Indira A.R. Lakshmanan and Terry Atlas
January 10, 2012
Iran is unlikely to shut down shipping through the Strait of Hormuz in response to Western sanctions targeting its oil exports, President Barack Obama’s former adviser on Iran said.
Oil prices fell yesterday as concern eased that Iran would attempt to impede shipping through the Strait, which accounts for about a fifth of the oil traded globally. The decline occurred even as tensions increased, with Iran announcing it has taken another step in its nuclear program and that it had sentenced to death a former U.S. soldier of Iranian descent accused of spying.
“Do I really think that they’re going to go ahead and try to shut down the Straits of Hormuz?” Dennis Ross, who served two years on the National Security Council as Obama’s special assistant on Iran, said yesterday in an interview at Bloomberg’s office in Washington. “I do not. They will be the ones who suffer the most from that.”

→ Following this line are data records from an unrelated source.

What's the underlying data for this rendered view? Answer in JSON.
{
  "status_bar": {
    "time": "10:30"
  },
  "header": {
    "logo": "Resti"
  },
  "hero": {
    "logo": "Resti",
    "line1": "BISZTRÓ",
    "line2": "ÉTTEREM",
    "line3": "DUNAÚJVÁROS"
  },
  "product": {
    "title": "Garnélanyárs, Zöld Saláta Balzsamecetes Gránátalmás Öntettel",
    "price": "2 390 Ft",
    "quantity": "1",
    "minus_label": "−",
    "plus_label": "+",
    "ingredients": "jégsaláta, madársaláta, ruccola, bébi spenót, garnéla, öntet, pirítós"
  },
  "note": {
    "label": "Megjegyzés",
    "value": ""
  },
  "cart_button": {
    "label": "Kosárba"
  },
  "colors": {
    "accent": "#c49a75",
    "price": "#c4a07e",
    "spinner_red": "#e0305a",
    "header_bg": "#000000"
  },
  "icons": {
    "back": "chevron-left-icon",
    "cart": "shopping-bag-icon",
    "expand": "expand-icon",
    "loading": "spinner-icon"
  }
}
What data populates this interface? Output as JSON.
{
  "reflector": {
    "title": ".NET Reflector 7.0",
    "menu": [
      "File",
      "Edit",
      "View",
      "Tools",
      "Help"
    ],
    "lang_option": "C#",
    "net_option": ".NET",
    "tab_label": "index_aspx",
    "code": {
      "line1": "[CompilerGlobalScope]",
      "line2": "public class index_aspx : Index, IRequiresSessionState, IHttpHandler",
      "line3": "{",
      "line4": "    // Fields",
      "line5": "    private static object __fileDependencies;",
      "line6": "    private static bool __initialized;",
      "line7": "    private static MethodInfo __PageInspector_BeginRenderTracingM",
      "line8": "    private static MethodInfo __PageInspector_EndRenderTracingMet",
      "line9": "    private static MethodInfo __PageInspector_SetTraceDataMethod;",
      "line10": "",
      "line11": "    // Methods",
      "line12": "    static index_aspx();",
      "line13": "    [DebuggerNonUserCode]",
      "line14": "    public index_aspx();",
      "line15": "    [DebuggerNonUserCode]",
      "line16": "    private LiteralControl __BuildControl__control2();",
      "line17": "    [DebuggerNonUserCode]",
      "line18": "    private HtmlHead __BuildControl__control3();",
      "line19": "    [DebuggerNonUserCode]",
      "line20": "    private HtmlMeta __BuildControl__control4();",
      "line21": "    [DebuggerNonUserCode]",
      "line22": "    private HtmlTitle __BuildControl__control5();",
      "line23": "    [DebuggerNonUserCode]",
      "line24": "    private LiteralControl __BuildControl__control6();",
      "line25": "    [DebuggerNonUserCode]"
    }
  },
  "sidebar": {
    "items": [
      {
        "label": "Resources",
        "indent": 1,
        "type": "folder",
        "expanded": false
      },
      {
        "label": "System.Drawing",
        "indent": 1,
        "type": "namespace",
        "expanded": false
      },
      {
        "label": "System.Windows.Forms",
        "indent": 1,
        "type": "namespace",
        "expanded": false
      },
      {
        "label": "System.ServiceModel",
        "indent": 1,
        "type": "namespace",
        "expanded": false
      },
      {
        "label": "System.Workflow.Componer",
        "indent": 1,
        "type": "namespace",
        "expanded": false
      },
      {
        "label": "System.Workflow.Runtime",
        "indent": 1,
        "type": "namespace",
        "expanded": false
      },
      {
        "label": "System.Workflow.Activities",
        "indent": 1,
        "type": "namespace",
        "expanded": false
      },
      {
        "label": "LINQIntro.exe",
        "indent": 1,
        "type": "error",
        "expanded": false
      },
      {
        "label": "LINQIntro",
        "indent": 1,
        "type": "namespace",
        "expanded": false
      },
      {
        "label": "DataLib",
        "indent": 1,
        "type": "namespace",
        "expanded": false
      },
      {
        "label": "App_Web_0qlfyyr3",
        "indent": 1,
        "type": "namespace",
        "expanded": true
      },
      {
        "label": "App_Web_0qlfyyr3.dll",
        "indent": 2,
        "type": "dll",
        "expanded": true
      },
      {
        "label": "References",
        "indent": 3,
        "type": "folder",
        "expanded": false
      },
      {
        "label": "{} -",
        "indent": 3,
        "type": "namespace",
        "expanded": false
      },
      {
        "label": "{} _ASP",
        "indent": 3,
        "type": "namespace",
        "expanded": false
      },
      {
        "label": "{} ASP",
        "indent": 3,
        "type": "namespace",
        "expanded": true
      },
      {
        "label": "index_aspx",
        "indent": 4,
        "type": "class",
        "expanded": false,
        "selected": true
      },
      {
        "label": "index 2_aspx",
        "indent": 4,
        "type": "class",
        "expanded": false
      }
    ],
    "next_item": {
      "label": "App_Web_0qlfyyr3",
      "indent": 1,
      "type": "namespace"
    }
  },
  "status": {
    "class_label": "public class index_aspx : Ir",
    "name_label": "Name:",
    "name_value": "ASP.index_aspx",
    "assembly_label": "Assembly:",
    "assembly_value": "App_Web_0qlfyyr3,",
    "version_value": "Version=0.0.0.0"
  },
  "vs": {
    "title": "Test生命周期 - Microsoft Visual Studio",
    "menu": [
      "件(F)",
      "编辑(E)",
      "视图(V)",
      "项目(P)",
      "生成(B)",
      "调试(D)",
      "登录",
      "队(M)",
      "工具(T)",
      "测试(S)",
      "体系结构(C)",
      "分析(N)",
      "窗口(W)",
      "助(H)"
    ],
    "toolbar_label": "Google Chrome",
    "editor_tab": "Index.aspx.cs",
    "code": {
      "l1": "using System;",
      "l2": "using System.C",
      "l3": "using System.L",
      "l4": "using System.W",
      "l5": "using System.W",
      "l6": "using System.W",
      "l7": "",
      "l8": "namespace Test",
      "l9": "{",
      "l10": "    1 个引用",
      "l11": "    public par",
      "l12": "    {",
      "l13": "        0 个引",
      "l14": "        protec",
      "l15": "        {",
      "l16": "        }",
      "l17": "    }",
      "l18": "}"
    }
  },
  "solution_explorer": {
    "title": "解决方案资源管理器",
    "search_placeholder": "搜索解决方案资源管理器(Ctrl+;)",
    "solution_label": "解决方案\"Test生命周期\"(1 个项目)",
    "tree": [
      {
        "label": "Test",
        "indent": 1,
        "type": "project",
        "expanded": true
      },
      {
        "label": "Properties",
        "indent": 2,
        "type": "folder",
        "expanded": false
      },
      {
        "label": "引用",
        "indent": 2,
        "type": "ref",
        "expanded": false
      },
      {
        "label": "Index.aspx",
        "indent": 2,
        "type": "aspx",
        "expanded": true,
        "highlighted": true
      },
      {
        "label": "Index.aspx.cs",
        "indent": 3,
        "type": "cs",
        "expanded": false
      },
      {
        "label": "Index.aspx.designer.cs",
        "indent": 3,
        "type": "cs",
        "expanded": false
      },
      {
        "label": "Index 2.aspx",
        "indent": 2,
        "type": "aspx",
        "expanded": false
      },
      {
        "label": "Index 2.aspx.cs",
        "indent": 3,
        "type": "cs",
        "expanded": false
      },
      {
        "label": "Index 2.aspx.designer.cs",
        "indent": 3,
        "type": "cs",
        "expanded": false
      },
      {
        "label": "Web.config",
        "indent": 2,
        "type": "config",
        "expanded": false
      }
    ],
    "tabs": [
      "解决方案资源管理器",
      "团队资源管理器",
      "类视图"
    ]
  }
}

An Iranian newspaper Jan. 8 cited a senior commander of the Revolutionary Guard Corps, Ali Ashraf Nouri, as saying Iran’s leadership has decided to prevent shipping through the Strait if Iran’s “enemies block the export of our oil,” according to the Associated Press.